### Task input ###

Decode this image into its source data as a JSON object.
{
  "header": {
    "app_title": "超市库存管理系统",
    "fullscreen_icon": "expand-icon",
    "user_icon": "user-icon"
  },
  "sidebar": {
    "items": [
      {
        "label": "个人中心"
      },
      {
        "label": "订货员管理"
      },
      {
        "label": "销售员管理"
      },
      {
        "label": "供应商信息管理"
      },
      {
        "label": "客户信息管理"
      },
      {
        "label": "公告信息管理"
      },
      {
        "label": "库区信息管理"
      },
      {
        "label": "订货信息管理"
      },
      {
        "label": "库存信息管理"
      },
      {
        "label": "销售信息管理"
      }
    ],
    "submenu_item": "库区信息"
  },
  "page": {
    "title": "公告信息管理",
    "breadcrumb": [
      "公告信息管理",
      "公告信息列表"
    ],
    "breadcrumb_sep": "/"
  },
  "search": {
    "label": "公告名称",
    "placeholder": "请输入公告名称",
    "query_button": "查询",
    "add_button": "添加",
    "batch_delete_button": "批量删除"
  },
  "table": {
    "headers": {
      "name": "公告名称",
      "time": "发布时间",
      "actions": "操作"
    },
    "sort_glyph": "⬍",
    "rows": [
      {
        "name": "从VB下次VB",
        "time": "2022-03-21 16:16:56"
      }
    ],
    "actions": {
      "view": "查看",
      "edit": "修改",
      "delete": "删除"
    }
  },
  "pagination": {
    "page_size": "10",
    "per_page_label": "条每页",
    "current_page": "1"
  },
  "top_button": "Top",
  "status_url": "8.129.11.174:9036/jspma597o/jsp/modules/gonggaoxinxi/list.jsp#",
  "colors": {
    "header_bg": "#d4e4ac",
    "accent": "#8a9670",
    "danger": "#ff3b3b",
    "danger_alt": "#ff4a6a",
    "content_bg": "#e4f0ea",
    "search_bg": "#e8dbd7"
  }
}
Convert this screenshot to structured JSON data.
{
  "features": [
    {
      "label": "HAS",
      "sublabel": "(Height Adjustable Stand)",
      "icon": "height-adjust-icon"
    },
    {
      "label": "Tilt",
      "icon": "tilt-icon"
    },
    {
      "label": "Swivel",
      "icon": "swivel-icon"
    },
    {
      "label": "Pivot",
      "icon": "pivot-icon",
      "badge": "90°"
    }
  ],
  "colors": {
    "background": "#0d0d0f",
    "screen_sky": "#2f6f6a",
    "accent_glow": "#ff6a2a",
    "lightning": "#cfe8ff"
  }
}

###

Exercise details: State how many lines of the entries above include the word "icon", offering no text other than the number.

Exercise answer: 6